The global rise of authoritarianism demonstrates that we can no longer take for granted the natural progression of liberal democracy. At a moment when democracy in the US and elsewhere faces unprecedented challenges, we would do well to remember postwar Germans’ anticipation of a catastrophic future. Their sense of coming uncertainty as well as their awareness of the fragility of democracy speak again to our present predicament.
Climate activist Greta Thunberg invoked this progressive possibility of fear when she demanded that world leaders at the World Economic Forum in Davos “panic” and “feel the fear that I feel.” Fears for the demise of democracy are an essential and important element of democratic societies.
Today, it is no longer “fear itself” that we have most to fear, as US President Franklin D. Roosevelt famously declared in his first inaugural address. Instead, we should carefully consider what exactly we are afraid of, as these fears could indeed prevent the realization of the future that they imagine

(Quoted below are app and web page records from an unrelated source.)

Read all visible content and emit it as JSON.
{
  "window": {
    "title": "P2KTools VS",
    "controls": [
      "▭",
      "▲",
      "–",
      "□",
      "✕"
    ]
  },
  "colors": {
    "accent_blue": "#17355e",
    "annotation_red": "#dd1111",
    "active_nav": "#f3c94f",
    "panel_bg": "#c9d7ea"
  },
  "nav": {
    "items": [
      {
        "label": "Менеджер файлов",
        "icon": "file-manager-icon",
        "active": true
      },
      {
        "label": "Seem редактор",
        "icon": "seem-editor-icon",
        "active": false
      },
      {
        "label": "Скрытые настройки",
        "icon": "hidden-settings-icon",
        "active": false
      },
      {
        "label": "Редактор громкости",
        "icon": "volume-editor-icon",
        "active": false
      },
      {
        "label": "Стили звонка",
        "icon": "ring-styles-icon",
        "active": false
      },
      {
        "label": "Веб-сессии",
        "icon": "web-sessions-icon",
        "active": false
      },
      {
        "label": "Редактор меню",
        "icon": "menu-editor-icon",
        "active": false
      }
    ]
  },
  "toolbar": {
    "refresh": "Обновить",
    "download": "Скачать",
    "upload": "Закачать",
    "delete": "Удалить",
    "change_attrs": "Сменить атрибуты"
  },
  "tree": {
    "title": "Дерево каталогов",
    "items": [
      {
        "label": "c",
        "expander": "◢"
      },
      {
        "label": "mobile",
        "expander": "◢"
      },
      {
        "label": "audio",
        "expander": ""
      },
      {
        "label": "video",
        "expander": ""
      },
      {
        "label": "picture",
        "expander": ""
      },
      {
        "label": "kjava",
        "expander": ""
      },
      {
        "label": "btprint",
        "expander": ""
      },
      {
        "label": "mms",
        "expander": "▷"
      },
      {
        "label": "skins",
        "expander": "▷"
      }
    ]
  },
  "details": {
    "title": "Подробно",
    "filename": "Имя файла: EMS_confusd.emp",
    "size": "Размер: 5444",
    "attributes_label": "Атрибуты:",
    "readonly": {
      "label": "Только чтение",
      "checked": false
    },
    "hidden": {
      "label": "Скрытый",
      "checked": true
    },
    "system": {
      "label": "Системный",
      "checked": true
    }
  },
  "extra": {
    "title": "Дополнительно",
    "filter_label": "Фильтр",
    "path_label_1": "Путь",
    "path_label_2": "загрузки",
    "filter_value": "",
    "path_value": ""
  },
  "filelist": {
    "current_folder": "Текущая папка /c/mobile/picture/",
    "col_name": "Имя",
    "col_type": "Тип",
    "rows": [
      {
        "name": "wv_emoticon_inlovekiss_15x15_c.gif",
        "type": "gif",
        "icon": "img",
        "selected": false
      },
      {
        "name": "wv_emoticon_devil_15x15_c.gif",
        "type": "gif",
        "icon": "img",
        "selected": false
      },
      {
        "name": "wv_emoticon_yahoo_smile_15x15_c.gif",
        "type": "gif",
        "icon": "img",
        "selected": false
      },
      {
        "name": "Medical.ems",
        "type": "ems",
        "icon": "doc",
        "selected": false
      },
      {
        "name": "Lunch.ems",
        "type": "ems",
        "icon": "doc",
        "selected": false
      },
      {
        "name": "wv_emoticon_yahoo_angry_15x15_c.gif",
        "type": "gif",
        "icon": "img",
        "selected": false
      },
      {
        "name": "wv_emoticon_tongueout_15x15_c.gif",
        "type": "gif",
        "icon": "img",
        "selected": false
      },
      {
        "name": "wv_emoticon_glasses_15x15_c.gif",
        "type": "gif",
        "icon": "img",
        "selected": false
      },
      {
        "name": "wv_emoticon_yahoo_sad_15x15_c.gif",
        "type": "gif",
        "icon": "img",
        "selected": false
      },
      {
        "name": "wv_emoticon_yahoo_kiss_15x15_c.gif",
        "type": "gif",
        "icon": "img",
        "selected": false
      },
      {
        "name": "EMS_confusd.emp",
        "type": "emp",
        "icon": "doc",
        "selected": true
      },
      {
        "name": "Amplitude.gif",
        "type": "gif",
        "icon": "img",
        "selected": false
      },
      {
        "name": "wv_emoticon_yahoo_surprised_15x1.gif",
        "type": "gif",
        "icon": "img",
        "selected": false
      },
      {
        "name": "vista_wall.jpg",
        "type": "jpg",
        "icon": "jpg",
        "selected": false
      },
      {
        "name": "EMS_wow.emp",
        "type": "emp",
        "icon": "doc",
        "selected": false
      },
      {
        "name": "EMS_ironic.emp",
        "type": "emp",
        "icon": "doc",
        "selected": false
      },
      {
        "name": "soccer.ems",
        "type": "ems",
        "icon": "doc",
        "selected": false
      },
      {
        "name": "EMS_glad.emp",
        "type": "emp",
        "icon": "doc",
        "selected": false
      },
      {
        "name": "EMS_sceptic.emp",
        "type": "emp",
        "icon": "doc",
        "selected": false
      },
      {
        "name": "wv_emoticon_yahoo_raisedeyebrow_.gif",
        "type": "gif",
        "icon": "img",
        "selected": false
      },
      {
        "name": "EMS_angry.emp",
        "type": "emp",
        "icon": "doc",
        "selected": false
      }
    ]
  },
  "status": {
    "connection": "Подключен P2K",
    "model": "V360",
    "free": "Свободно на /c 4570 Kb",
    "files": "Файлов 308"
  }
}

Frank Biess is a history professor at the University of California San Diego. His book Republik der Angst. Eine andere Geschichte der Bundesrepublik (Republic of Fear. An alternative history of the Federal Republic) was published by Rowohlt Verlag in February 2019. An English version is due to appear in 2020
is a history professor at the University of California San Diego. His book Republik der Angst. Eine andere Geschichte der Bundesrepublik (Republic of Fear. An alternative history of the Federal Republic) was published by Rowohlt Berlin in February 2019. An English version is due to appear in 2020.